Rome is once again facing a serious garbage problem, amid doctors' warnings that the situation is getting so bad that the city risks a public health crisis. Local and national media have put the issue on their front pages, with the local Il Messaggero describing it in a headline yesterday as a "Rubbish emergency in Rome: Risk of collapse in 10 days."
The Italian capital has a chronic shortage of refuse-processing centers, but the crisis became more acute Monday with the resignation en masse of the board of the municipal rubbish agency AMA. "We need to stop [the city] from quickly filling with heaps of rubbish in every street, near schools, hospitals, public spaces," the Rome doctors' association said in a Wednesday statement. "There is no time to lose," they added.
In a separate statement, the association of school principals said garbage was piling up near school facilities across the city, with the situation "getting worse day by day." Barring an improvement, principals called on local health authorities to inspect each of the affected schools "and eventually proceed with a request to close them."

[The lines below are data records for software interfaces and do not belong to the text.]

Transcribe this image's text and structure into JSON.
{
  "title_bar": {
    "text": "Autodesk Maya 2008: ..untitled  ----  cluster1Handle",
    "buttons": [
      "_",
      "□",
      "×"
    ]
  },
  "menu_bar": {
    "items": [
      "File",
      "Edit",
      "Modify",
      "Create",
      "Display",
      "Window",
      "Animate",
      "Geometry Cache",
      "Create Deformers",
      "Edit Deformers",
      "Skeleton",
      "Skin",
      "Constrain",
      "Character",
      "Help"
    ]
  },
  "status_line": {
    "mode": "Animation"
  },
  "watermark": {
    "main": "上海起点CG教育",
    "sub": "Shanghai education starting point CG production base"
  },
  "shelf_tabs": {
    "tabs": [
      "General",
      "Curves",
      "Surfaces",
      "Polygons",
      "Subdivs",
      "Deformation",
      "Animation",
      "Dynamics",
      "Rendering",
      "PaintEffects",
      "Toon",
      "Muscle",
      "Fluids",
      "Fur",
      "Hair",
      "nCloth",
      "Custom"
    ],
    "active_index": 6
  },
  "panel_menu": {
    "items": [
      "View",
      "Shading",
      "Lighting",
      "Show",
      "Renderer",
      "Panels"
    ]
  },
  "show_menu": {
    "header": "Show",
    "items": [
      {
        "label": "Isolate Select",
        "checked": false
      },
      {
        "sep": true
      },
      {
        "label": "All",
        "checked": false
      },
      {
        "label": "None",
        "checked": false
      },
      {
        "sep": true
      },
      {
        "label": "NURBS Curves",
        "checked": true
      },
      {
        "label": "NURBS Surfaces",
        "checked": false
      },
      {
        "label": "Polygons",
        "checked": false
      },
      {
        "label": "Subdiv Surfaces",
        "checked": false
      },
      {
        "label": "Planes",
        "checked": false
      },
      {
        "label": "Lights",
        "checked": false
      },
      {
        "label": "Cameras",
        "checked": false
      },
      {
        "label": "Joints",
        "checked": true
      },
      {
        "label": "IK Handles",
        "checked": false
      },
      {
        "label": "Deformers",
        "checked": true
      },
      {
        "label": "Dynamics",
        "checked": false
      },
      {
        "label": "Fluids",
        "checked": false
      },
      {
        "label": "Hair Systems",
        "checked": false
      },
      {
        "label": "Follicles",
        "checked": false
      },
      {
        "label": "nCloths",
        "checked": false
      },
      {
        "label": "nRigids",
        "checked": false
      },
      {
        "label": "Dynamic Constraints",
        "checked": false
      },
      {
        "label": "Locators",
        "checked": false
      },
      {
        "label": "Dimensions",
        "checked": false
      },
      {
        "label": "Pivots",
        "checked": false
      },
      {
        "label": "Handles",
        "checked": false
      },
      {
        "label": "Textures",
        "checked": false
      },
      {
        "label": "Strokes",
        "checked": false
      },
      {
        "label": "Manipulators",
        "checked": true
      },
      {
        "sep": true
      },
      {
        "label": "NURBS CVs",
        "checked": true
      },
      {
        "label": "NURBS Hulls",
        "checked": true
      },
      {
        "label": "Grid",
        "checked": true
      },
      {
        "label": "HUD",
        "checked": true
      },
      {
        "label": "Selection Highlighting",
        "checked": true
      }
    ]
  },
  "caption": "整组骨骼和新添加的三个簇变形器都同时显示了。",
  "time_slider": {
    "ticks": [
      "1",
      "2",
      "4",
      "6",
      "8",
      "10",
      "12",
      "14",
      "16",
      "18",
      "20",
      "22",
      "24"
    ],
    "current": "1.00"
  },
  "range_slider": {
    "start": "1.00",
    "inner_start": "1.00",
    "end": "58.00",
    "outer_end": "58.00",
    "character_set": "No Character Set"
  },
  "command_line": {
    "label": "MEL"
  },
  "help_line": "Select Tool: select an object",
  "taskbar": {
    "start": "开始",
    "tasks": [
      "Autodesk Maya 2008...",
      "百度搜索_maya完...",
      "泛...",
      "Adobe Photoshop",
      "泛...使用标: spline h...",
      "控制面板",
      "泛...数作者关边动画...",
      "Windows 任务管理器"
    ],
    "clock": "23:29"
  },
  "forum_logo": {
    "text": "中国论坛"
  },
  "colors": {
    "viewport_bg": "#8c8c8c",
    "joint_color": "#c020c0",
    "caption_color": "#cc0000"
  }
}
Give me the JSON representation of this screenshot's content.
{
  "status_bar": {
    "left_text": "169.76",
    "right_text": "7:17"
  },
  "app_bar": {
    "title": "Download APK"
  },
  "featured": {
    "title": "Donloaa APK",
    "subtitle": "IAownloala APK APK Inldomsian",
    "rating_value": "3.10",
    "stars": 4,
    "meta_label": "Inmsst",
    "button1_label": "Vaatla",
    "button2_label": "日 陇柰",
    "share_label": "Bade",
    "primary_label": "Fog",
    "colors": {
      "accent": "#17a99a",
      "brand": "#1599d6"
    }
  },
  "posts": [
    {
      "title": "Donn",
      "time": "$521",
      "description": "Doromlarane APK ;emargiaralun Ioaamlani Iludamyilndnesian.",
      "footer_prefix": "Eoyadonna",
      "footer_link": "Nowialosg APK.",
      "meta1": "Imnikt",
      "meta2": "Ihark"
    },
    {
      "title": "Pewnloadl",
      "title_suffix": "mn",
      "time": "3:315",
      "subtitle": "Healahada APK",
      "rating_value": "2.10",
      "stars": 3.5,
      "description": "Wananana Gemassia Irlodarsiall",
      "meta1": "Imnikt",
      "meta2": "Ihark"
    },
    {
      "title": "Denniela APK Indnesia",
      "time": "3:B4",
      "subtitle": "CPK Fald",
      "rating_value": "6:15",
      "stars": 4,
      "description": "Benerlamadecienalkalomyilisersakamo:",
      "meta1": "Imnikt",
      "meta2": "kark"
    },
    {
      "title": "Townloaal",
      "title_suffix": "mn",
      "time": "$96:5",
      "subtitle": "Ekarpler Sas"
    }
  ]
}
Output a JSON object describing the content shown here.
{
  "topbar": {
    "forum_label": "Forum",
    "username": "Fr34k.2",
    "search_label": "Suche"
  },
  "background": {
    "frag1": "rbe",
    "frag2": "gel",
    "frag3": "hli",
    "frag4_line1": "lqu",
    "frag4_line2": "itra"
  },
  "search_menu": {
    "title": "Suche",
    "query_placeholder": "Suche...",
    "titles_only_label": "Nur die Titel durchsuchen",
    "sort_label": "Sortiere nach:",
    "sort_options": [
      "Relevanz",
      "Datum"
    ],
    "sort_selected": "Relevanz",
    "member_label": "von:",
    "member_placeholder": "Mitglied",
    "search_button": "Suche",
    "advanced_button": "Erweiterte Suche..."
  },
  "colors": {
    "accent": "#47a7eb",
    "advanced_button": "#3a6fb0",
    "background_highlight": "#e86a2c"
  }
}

Rome is currently sending its surplus garbage to processing plants in its surrounding region of Lazio and other parts of Italy, but this is costly and unsustainable. AMA's management has changed six times in the last three years. Its last board quit over a long-standing disagreement with Mayor Virginia Raggi over the approval of 2017 accounts.